2 tbsp canola oil
1 clove of garlic, chopped
1 420g can of corn kernels, drained
1/2 tsp five spice
Freshly ground black pepper
100ml coconut cream
1 punnet of enoki mushrooms
1 punnet of wood-ear fungus
130ml rice wine vinegar
40g goji berries
2 cobs of fresh corn, cooked and kernels stripped
125g firm tofu, finely diced (3-5mm)
300g Australian cooked crab-meat
25 spring roll wrappers (about 20cmx20cm)
1 egg, beaten
Vegetable oil for deep frying
200g Chinese-style plum sauce
Prawn floss (optional, from specialty Asian shops or you can whizz dried shrimp in a spice grinder)
Coriander for garnish
1. In a medium frying pan over a medium heat add one tablespoon of the canola oil, then garlic and cook until fragrant, add the tinned corn and five spice, salt and pepper, stir then add coconut cream and bubble for a minute or two.
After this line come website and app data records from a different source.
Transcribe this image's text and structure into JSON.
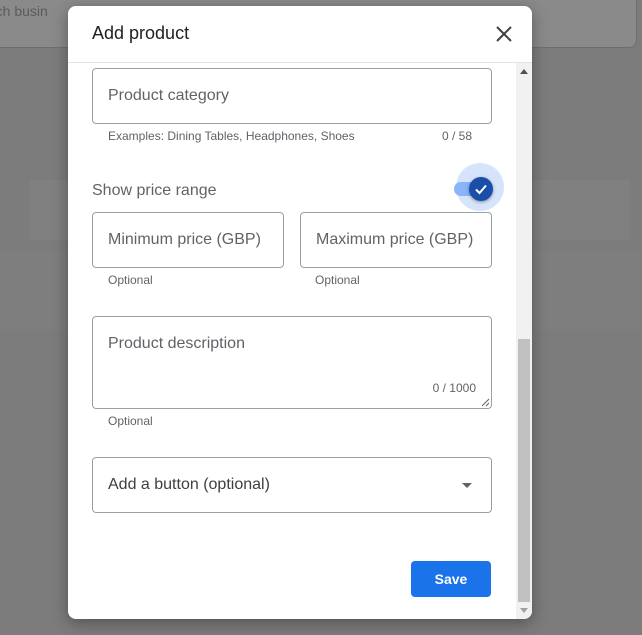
{
  "background": {
    "search_text": "rch busin"
  },
  "dialog": {
    "title": "Add product",
    "close_icon": "close-icon"
  },
  "form": {
    "category": {
      "placeholder": "Product category",
      "hint": "Examples: Dining Tables, Headphones, Shoes",
      "counter": "0 / 58"
    },
    "price_range": {
      "label": "Show price range",
      "enabled": true,
      "min_placeholder": "Minimum price (GBP)",
      "min_hint": "Optional",
      "max_placeholder": "Maximum price (GBP)",
      "max_hint": "Optional"
    },
    "description": {
      "placeholder": "Product description",
      "counter": "0 / 1000",
      "hint": "Optional"
    },
    "button_select": {
      "label": "Add a button (optional)"
    }
  },
  "actions": {
    "save_label": "Save"
  },
  "colors": {
    "primary": "#1a73e8",
    "toggle_knob": "#1a4ea8",
    "toggle_track": "#8ab4f8"
  }
}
Transfer to a food processor to make a smooth paste. Cool.
2. Trim woody ends of enoki and discard, slice each wood-ear fungus into three or four pieces. Saute mushrooms in the remaining oil in a clean frying pan over medium heat for two minutes.
3. In a small saucepan add 50millilitres of rice wine vinegar and the goji berries, bring to the boil for one minute.
4. Line up your ingredients: corn puree, corn kernels, tofu, mushrooms, goji berries and crab meat.
Separate a wrapper and place on a clean benchtop or board in front of you, brush three edges of the wrapper with beaten egg, omitting side closest to you. Three centimetres in from the un-brushed edgespread one heaped teaspoon of corn puree leaving three centimetres free at each end, follow with about a teaspoon each of the other ingredients. Fold the un-brushed edge over the filling and roll tightly, compressing theingredients as you go. Halfway through rolling the wrapper, fold in the left and right edges and keep rolling, brushing the end with more egg before you seal the roll.
5. Empty plum sauce into a bowl and add the remaining rice wine vinegar and mix. Garnish with the prawn floss if using.
6. Heat oil in fryer to 180C. Fry spring rolls until light golden and crisp, about three minutes.
7. Serve spring rolls whole or cut on a bias, with plum sauce and garnished with coriander.
Makes about 25 rolls
Drink Pinot grigio